* _Task statement_
The entries are to be returned exactly as written.
*** Block opens ***
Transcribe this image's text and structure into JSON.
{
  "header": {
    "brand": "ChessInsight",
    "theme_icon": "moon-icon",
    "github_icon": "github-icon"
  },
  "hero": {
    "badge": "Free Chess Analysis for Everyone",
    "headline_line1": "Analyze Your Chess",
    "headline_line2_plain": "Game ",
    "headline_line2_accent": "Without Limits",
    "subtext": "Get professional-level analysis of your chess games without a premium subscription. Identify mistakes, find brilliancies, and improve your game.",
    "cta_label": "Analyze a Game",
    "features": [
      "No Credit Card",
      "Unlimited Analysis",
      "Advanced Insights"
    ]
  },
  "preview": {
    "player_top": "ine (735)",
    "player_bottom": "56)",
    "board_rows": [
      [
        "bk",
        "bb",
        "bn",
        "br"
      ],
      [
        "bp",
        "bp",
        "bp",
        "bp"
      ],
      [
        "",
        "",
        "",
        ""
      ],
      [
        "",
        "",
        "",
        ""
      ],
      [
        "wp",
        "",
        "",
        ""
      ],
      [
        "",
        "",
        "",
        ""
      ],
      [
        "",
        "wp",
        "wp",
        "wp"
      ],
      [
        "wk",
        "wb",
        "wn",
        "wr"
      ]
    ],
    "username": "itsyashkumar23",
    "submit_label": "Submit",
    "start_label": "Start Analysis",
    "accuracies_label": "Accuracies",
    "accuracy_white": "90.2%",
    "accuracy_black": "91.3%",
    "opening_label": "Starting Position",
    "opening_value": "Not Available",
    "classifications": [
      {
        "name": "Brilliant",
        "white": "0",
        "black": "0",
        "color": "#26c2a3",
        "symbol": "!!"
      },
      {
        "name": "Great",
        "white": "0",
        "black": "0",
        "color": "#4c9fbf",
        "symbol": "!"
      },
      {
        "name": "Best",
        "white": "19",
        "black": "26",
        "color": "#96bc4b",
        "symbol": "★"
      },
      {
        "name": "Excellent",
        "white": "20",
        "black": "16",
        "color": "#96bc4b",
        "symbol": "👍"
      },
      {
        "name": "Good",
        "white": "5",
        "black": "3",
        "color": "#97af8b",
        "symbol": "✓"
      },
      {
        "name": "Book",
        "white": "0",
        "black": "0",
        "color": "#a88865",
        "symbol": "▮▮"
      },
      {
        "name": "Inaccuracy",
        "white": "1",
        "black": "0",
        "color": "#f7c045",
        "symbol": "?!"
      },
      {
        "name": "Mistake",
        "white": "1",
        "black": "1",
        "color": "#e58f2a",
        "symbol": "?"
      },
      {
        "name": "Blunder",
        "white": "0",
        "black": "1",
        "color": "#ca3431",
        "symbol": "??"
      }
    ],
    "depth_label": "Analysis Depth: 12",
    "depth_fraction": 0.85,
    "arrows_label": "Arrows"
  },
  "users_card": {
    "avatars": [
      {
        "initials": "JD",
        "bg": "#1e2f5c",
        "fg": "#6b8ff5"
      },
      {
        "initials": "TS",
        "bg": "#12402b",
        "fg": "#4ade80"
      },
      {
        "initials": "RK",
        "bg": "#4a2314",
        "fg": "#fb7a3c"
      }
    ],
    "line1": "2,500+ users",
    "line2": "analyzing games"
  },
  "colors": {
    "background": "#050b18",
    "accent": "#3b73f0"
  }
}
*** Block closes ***
* _Reply_
Transcribe this image's text and structure into JSON.
{
  "header": {
    "brand": "ChessInsight",
    "theme_icon": "moon-icon",
    "github_icon": "github-icon"
  },
  "hero": {
    "badge": "Free Chess Analysis for Everyone",
    "headline_line1": "Analyze Your Chess",
    "headline_line2_plain": "Game ",
    "headline_line2_accent": "Without Limits",
    "subtext": "Get professional-level analysis of your chess games without a premium subscription. Identify mistakes, find brilliancies, and improve your game.",
    "cta_label": "Analyze a Game",
    "features": [
      "No Credit Card",
      "Unlimited Analysis",
      "Advanced Insights"
    ]
  },
  "preview": {
    "player_top": "ine (735)",
    "player_bottom": "56)",
    "board_rows": [
      [
        "bk",
        "bb",
        "bn",
        "br"
      ],
      [
        "bp",
        "bp",
        "bp",
        "bp"
      ],
      [
        "",
        "",
        "",
        ""
      ],
      [
        "",
        "",
        "",
        ""
      ],
      [
        "wp",
        "",
        "",
        ""
      ],
      [
        "",
        "",
        "",
        ""
      ],
      [
        "",
        "wp",
        "wp",
        "wp"
      ],
      [
        "wk",
        "wb",
        "wn",
        "wr"
      ]
    ],
    "username": "itsyashkumar23",
    "submit_label": "Submit",
    "start_label": "Start Analysis",
    "accuracies_label": "Accuracies",
    "accuracy_white": "90.2%",
    "accuracy_black": "91.3%",
    "opening_label": "Starting Position",
    "opening_value": "Not Available",
    "classifications": [
      {
        "name": "Brilliant",
        "white": "0",
        "black": "0",
        "color": "#26c2a3",
        "symbol": "!!"
      },
      {
        "name": "Great",
        "white": "0",
        "black": "0",
        "color": "#4c9fbf",
        "symbol": "!"
      },
      {
        "name": "Best",
        "white": "19",
        "black": "26",
        "color": "#96bc4b",
        "symbol": "★"
      },
      {
        "name": "Excellent",
        "white": "20",
        "black": "16",
        "color": "#96bc4b",
        "symbol": "👍"
      },
      {
        "name": "Good",
        "white": "5",
        "black": "3",
        "color": "#97af8b",
        "symbol": "✓"
      },
      {
        "name": "Book",
        "white": "0",
        "black": "0",
        "color": "#a88865",
        "symbol": "▮▮"
      },
      {
        "name": "Inaccuracy",
        "white": "1",
        "black": "0",
        "color": "#f7c045",
        "symbol": "?!"
      },
      {
        "name": "Mistake",
        "white": "1",
        "black": "1",
        "color": "#e58f2a",
        "symbol": "?"
      },
      {
        "name": "Blunder",
        "white": "0",
        "black": "1",
        "color": "#ca3431",
        "symbol": "??"
      }
    ],
    "depth_label": "Analysis Depth: 12",
    "depth_fraction": 0.85,
    "arrows_label": "Arrows"
  },
  "users_card": {
    "avatars": [
      {
        "initials": "JD",
        "bg": "#1e2f5c",
        "fg": "#6b8ff5"
      },
      {
        "initials": "TS",
        "bg": "#12402b",
        "fg": "#4ade80"
      },
      {
        "initials": "RK",
        "bg": "#4a2314",
        "fg": "#fb7a3c"
      }
    ],
    "line1": "2,500+ users",
    "line2": "analyzing games"
  },
  "colors": {
    "background": "#050b18",
    "accent": "#3b73f0"
  }
}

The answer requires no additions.